[Recorded data]
- - -

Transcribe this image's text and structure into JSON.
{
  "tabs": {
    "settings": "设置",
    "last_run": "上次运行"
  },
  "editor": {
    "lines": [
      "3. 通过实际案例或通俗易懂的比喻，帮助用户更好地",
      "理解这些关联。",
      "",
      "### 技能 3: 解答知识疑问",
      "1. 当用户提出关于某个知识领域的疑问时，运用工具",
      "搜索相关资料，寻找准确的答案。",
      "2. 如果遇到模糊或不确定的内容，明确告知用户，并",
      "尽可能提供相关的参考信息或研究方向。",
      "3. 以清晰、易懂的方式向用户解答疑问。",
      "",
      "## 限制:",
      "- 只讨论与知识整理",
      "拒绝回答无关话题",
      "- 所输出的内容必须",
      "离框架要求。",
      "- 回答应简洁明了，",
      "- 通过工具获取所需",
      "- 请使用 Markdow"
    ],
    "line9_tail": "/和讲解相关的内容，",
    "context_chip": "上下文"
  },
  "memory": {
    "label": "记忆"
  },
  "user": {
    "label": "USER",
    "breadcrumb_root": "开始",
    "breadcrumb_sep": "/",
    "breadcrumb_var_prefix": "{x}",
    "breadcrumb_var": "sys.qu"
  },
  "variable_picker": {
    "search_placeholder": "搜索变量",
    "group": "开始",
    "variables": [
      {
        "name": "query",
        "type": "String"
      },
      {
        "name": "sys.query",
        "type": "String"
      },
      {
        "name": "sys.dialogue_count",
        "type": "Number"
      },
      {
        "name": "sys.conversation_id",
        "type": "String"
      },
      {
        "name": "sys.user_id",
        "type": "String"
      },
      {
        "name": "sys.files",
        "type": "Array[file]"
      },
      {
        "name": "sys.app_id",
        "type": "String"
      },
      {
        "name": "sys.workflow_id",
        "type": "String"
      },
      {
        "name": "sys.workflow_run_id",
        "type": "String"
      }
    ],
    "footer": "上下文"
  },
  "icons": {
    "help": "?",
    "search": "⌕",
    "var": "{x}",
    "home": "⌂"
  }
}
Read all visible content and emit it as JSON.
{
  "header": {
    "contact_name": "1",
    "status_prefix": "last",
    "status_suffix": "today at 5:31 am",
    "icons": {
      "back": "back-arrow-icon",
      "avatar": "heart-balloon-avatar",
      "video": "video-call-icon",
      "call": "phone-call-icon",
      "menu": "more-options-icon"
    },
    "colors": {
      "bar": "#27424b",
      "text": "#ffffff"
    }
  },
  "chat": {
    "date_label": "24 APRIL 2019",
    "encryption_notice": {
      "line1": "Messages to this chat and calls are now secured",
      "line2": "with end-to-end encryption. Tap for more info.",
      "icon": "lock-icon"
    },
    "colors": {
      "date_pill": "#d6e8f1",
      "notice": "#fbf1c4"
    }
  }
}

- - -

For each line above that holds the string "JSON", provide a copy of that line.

Transcribe this image's text and structure into JSON.
Read all visible content and emit it as JSON.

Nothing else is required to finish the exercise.